In August I’m giving a talk at the SCBWI Summer Conference entitled “The Ten Commandments of [Writing] Historical Fiction [forYoung Readers].” Here’s a sample:
- Thou shalt not repeat falsehoods. Don’t say that Columbus took his voyage west to prove that the world was round; don’t say that spices were used in the Middle Ages to prevent food from rotting. Both are false.
- Thou shalt not show off. You found an intriguing fact—great! But if it isn’t necessary for your story, don’t cram it in.
- Thou shalt remember that “historical” is an adjective; thou art writing fiction. Don’t forget character development, good pacing, interesting dialogue—everything that makes a story a good story, historical or not.
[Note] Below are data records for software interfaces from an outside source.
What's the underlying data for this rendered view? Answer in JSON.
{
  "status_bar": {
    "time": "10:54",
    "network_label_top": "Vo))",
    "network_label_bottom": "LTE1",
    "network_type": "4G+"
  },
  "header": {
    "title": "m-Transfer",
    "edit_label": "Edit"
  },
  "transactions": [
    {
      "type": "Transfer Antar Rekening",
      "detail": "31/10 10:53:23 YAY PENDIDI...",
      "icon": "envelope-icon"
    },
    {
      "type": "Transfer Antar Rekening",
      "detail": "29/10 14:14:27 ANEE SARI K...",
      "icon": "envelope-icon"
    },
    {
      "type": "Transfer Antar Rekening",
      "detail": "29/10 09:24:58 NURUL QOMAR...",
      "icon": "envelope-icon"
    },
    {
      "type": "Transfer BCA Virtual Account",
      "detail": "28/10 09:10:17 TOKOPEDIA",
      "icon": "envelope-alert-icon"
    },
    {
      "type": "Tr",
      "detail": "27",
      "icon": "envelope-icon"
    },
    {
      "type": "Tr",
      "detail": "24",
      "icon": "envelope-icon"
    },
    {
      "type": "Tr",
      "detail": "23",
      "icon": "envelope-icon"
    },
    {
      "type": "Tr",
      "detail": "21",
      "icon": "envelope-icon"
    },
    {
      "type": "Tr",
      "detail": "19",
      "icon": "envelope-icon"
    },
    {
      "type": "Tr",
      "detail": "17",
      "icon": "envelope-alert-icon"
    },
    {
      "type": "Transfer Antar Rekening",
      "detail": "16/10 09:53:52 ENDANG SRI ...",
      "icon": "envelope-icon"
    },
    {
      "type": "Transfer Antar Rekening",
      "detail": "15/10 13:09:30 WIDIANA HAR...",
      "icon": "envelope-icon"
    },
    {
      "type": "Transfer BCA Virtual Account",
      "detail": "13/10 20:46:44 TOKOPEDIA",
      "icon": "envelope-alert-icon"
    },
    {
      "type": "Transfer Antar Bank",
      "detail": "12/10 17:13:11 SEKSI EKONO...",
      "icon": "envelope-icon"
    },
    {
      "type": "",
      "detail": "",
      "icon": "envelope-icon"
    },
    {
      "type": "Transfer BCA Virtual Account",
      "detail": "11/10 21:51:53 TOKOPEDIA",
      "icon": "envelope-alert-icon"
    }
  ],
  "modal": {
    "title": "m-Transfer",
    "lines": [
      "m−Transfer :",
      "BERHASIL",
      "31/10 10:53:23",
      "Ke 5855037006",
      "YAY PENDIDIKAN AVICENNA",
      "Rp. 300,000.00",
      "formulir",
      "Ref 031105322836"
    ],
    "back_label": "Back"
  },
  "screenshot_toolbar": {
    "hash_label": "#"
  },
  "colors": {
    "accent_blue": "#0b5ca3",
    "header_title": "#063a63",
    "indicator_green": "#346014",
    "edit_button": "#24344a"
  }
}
I have seven more (including the obvious, such as getting your facts straight) but maybe there are things that irritate others that haven’t occurred to me. So tell me, readers of historical fiction—what bugs you when you read a novel set in the past? What makes you roll your eyes and shut the book—or hurl it across the room?
Best comment received by July 20 earns its writer a copy of my young-adult historical novel Dark of the Moon!